(EXERCISE DETAILS):
Filter out every line below that lacks "free", and copy the rest.

(DATASET RECORDS):

* * *

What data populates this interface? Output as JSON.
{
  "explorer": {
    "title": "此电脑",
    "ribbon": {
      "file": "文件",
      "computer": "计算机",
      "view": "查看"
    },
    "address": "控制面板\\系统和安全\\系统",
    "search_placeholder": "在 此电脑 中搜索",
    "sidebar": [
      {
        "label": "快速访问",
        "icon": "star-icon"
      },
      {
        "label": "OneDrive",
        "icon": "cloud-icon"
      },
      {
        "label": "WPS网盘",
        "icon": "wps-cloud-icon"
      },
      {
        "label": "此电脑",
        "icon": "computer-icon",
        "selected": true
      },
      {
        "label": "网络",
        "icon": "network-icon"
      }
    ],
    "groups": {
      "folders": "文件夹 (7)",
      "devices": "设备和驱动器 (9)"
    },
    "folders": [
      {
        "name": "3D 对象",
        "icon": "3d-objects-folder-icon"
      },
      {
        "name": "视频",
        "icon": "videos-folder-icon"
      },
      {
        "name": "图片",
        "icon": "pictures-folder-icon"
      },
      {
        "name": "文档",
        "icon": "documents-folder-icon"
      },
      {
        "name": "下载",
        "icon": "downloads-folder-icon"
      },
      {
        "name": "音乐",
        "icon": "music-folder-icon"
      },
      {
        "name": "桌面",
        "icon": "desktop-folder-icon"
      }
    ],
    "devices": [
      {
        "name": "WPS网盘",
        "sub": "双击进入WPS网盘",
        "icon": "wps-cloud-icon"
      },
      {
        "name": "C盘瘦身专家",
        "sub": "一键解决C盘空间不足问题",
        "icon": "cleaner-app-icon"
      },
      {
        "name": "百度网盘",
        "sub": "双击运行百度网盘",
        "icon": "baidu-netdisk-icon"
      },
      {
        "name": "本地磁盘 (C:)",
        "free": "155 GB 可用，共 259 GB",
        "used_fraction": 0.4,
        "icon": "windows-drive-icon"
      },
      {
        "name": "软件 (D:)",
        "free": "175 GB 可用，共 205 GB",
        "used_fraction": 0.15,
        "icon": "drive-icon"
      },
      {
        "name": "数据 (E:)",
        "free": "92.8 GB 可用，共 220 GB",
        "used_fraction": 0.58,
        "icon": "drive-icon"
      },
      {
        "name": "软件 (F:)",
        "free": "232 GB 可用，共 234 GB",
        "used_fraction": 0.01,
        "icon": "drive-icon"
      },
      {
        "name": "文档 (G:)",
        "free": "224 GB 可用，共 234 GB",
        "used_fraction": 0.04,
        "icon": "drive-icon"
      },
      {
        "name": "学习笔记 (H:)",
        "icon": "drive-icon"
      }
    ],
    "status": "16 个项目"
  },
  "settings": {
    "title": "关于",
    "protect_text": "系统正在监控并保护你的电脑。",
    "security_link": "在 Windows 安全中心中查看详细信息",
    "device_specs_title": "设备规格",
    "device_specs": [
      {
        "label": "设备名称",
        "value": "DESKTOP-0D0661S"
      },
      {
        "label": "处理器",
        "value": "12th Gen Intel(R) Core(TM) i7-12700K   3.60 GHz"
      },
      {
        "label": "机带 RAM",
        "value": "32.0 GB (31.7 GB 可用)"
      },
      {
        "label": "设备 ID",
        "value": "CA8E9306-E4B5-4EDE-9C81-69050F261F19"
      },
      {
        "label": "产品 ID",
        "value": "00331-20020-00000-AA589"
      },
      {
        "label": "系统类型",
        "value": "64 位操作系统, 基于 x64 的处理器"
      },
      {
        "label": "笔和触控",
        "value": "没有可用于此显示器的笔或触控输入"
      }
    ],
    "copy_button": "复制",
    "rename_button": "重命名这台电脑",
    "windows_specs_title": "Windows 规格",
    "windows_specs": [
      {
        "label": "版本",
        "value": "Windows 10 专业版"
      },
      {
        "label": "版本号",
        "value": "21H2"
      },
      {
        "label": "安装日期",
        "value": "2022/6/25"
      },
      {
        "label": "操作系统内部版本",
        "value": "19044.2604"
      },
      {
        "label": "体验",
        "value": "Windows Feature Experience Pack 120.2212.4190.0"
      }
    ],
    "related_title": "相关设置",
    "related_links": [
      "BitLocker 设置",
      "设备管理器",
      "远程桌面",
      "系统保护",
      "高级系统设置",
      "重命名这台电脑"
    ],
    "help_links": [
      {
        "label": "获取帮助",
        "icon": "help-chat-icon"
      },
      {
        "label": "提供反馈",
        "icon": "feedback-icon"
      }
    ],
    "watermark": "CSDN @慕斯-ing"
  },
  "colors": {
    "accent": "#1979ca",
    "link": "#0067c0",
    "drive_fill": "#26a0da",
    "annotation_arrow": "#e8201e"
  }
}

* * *

(EXERCISE ANSWER):
        "free": "155 GB 可用，共 259 GB",
        "free": "175 GB 可用，共 205 GB",
        "free": "92.8 GB 可用，共 220 GB",
        "free": "232 GB 可用，共 234 GB",
        "free": "224 GB 可用，共 234 GB",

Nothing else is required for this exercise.